What you should do. From the entries below, work out how many lines contain the string "chevron"; answer with the number alone.

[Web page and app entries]
>>

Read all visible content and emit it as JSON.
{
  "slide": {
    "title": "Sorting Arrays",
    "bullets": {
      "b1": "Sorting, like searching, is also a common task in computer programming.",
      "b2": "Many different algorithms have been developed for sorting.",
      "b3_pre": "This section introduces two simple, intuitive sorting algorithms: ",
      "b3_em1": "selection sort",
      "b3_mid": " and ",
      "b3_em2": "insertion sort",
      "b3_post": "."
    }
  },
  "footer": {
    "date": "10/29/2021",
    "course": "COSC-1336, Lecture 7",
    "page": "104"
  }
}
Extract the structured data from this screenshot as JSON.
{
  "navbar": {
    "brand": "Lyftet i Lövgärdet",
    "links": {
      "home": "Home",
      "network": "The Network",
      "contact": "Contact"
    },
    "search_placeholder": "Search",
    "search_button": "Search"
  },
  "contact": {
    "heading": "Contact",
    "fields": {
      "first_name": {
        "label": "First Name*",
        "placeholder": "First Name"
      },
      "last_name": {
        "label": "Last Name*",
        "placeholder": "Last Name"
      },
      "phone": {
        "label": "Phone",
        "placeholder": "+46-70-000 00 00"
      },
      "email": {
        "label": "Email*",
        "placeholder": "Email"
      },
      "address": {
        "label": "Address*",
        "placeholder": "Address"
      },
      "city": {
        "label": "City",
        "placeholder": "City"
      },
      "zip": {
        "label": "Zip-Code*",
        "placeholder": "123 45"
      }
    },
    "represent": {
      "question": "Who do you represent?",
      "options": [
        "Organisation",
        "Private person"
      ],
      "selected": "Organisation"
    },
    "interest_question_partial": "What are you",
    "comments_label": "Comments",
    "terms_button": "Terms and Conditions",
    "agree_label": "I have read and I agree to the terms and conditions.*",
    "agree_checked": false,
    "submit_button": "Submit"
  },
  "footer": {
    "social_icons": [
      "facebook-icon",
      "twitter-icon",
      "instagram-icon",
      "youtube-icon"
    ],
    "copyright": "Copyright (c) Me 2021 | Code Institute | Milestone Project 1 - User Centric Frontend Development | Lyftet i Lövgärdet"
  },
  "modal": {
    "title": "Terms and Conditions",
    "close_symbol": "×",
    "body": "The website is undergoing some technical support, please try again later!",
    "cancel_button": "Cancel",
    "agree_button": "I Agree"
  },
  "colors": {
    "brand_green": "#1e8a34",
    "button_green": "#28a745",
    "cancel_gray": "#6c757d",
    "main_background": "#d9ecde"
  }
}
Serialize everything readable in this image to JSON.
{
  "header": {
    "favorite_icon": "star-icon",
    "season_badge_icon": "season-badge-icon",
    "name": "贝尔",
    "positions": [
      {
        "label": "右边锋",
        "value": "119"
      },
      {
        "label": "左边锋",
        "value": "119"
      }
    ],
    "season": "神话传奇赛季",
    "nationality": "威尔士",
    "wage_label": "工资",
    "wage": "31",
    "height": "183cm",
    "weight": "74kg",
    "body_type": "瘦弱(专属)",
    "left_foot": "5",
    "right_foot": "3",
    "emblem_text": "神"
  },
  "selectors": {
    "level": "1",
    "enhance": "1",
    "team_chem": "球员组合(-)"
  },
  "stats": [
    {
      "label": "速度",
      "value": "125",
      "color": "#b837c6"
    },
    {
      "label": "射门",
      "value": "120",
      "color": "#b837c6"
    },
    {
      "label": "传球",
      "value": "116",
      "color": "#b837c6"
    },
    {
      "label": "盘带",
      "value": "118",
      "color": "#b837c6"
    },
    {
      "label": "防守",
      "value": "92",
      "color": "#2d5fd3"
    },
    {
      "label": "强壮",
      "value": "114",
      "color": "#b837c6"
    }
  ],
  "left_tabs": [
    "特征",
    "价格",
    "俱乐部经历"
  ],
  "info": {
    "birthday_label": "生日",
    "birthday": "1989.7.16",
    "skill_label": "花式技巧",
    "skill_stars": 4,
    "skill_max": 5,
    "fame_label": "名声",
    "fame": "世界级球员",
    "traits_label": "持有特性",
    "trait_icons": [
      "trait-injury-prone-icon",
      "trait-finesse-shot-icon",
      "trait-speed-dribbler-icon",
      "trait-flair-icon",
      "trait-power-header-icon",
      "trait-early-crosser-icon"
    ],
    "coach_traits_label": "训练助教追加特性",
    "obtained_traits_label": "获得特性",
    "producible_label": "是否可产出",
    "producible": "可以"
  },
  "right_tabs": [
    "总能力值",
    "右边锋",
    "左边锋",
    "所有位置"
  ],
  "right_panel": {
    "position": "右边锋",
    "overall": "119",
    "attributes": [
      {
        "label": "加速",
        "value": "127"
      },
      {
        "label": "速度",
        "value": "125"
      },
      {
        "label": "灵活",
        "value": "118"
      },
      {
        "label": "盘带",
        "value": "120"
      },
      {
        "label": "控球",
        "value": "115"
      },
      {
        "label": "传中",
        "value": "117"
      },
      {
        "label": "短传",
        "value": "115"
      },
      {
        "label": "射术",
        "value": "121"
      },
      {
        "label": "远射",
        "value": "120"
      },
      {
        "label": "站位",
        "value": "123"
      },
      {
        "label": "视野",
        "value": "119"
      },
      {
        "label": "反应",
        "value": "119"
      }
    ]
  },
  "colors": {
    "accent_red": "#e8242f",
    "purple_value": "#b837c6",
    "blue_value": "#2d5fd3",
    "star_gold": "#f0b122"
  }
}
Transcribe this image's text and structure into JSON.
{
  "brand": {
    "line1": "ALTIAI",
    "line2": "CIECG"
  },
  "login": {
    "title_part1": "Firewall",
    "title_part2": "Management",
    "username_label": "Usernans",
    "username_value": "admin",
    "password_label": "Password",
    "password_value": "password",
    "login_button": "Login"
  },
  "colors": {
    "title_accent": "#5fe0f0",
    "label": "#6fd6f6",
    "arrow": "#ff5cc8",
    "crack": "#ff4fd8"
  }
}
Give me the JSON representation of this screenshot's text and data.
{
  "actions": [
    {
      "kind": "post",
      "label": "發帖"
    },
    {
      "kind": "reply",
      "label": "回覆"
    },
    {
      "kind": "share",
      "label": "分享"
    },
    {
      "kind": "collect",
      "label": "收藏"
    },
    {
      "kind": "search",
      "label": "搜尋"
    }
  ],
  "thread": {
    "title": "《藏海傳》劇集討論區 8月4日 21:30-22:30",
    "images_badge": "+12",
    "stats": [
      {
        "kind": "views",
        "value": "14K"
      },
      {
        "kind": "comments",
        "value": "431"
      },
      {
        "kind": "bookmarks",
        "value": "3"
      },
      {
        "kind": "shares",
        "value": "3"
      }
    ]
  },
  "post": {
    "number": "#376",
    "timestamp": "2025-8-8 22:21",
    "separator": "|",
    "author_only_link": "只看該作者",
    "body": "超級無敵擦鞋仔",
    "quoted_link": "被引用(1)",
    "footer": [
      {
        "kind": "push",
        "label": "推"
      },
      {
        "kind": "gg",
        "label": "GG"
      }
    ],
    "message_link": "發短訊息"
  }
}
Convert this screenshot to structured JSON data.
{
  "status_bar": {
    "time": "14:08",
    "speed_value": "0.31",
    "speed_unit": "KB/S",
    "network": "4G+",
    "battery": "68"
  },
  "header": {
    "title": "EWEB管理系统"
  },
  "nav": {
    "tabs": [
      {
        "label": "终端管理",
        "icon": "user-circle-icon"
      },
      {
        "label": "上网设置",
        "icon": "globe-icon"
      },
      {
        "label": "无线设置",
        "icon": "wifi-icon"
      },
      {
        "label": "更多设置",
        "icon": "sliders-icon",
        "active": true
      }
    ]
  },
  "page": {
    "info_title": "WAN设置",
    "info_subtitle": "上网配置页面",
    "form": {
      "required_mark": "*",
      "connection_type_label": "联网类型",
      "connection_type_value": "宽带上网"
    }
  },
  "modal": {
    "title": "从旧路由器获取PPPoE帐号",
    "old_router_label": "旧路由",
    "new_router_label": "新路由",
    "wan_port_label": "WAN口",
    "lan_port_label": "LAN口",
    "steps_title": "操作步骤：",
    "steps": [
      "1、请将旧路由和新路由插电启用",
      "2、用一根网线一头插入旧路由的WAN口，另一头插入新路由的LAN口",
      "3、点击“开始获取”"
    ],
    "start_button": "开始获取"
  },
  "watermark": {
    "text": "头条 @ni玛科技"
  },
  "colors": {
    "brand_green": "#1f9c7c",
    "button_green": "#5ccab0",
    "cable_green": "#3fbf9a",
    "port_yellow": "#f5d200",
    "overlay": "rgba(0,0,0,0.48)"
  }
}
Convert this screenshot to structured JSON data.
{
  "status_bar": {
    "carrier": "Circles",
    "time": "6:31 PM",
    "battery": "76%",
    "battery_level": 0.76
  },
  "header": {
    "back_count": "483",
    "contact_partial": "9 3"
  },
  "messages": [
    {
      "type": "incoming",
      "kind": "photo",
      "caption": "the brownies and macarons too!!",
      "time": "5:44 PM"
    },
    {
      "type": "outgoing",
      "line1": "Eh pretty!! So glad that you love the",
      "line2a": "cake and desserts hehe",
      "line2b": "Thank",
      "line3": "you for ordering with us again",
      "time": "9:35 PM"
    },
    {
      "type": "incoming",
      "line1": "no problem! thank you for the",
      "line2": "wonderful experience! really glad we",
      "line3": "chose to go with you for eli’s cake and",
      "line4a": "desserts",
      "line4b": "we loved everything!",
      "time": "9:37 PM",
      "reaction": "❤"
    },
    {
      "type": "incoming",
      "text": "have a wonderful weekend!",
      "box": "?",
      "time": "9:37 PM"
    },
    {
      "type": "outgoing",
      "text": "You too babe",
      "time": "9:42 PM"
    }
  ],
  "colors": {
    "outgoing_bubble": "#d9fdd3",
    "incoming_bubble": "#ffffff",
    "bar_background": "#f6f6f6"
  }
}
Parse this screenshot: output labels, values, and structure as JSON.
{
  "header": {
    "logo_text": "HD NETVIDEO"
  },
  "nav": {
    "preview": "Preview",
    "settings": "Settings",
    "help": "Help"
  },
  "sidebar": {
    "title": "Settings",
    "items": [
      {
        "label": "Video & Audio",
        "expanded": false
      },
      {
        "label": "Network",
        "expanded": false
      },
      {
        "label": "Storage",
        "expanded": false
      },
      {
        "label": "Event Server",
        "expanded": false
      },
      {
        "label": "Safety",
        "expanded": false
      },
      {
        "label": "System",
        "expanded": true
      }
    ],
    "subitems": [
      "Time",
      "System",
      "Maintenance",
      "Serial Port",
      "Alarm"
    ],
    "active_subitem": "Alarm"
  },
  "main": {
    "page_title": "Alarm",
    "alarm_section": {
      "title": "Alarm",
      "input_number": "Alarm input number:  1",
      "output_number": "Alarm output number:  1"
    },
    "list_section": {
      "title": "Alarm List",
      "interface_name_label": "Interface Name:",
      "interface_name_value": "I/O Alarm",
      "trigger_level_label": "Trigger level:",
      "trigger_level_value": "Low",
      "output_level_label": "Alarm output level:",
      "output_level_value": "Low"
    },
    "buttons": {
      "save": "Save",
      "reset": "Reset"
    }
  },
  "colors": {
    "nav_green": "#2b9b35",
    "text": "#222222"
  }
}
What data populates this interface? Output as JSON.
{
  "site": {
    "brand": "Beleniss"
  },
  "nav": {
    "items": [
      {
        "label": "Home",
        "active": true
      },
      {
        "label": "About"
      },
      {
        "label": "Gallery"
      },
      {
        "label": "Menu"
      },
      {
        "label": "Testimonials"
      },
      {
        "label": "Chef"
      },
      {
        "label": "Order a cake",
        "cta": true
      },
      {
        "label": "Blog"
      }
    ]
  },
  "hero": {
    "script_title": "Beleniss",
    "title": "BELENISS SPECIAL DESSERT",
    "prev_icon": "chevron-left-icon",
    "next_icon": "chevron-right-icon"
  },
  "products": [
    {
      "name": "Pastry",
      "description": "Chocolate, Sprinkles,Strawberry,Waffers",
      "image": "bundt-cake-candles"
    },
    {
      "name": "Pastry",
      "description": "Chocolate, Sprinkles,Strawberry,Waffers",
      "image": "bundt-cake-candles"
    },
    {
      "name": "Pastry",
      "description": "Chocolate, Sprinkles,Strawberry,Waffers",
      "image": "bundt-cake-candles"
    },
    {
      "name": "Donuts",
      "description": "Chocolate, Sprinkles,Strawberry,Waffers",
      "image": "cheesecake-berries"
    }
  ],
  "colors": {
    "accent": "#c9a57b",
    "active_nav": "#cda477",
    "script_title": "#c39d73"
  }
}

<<

Solution to the exercise. 2